**Work required:** Word for word, reproduce each entry.

● ● ● ●

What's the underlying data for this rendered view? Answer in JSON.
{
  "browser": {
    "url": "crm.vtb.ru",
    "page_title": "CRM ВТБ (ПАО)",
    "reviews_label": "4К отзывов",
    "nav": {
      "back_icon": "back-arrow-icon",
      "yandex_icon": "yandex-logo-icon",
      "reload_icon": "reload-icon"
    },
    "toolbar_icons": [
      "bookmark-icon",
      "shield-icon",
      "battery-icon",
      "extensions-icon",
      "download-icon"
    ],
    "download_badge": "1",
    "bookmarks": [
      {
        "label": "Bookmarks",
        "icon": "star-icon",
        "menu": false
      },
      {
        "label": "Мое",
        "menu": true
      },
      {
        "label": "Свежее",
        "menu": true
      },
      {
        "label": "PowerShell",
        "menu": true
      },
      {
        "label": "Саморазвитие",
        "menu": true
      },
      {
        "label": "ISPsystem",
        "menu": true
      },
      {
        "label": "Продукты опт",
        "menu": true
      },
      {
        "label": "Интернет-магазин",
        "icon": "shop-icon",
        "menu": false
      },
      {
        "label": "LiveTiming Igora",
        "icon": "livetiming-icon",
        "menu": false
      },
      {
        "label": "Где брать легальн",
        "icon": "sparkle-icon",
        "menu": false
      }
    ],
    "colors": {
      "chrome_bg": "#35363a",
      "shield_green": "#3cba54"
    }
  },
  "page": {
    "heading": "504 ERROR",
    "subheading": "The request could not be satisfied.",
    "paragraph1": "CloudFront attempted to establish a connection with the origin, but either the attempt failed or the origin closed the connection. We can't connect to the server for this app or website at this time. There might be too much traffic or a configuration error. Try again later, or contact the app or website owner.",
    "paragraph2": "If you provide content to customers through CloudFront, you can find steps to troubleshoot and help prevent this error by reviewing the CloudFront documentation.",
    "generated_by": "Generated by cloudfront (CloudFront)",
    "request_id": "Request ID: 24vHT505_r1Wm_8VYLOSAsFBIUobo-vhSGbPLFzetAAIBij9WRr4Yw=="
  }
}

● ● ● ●

**Answer to the problem:**
What's the underlying data for this rendered view? Answer in JSON.
{
  "browser": {
    "url": "crm.vtb.ru",
    "page_title": "CRM ВТБ (ПАО)",
    "reviews_label": "4К отзывов",
    "nav": {
      "back_icon": "back-arrow-icon",
      "yandex_icon": "yandex-logo-icon",
      "reload_icon": "reload-icon"
    },
    "toolbar_icons": [
      "bookmark-icon",
      "shield-icon",
      "battery-icon",
      "extensions-icon",
      "download-icon"
    ],
    "download_badge": "1",
    "bookmarks": [
      {
        "label": "Bookmarks",
        "icon": "star-icon",
        "menu": false
      },
      {
        "label": "Мое",
        "menu": true
      },
      {
        "label": "Свежее",
        "menu": true
      },
      {
        "label": "PowerShell",
        "menu": true
      },
      {
        "label": "Саморазвитие",
        "menu": true
      },
      {
        "label": "ISPsystem",
        "menu": true
      },
      {
        "label": "Продукты опт",
        "menu": true
      },
      {
        "label": "Интернет-магазин",
        "icon": "shop-icon",
        "menu": false
      },
      {
        "label": "LiveTiming Igora",
        "icon": "livetiming-icon",
        "menu": false
      },
      {
        "label": "Где брать легальн",
        "icon": "sparkle-icon",
        "menu": false
      }
    ],
    "colors": {
      "chrome_bg": "#35363a",
      "shield_green": "#3cba54"
    }
  },
  "page": {
    "heading": "504 ERROR",
    "subheading": "The request could not be satisfied.",
    "paragraph1": "CloudFront attempted to establish a connection with the origin, but either the attempt failed or the origin closed the connection. We can't connect to the server for this app or website at this time. There might be too much traffic or a configuration error. Try again later, or contact the app or website owner.",
    "paragraph2": "If you provide content to customers through CloudFront, you can find steps to troubleshoot and help prevent this error by reviewing the CloudFront documentation.",
    "generated_by": "Generated by cloudfront (CloudFront)",
    "request_id": "Request ID: 24vHT505_r1Wm_8VYLOSAsFBIUobo-vhSGbPLFzetAAIBij9WRr4Yw=="
  }
}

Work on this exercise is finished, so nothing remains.